Live beyond your excuses, live beyond your reasons of why you can’t do something and find some reasons of why you not only can do something but you need to do something.

What’s the point of living life if you’re not living the best version of yourself? And the only person that could bring out that best version of yourself: go take a look in the mirror – it’s that person looking right back at you, and I hope that person’s smiling back at you today, and if that’s the case then we’re all good.

Call Buckeye Recovery Today!

Are you in recovery but not making progress? Recovery is not only possible but attainable, and it all begins with reaching out for assistance. By addressing both addiction and mental health issues, individuals can break free from the cycle of despair and embark on a path to a healthier, more fulfilling life. Contact Buckeye Recovery Network today and initiate your journey to recovery and improved mental health. Our dedicated team of professionals is here to guide and support you every step of the way.

Today is going to be the best day of your life.

Kelsey Gearhart

Director of Business Development

Kelsey carries multiple years of experience working in the substance abuse and mental health treatment field. Her passion for this field comes from her personally knowing recovery from addiction.

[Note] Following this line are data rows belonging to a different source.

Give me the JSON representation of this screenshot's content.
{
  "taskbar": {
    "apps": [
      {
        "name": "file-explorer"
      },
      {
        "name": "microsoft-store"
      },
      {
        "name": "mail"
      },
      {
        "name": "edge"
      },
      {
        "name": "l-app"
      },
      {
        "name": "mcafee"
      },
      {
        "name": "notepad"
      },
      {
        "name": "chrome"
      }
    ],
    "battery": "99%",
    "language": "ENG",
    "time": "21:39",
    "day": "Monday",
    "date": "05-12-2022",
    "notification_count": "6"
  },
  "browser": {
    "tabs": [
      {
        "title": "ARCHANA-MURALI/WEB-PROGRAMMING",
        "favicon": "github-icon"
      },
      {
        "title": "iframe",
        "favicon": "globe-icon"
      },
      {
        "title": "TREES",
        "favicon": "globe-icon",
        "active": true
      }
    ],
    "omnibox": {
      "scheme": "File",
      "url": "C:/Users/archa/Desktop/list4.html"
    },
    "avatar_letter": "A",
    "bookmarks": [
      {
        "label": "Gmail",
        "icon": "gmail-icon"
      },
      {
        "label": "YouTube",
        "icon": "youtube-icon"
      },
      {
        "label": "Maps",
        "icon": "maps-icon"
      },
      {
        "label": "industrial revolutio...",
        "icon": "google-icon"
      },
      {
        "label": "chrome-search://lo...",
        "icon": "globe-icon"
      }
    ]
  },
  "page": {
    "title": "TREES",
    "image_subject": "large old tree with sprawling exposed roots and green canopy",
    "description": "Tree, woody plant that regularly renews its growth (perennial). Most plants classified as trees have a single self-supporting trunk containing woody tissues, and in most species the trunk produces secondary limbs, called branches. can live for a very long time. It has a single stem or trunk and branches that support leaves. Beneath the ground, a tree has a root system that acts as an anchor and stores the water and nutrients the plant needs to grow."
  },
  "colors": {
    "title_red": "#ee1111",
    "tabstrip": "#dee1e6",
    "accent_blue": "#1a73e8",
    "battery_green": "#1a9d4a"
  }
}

Prior to Buckeye she held titles of Recovery Coach, Operations Director, and Admissions Director. Kelsey was brought on at Buckeye Recovery as the Director of Business Development. She has a passion for ensuring every individual gets the help that they need, and does so by developing relationships with other providers.

Kelsey also oversees our women’s sober living environments – The Chadwick House for Women. She is committed to creating a safe, nurturing, and conducive environment for all women that walk through the doors of Chadwick.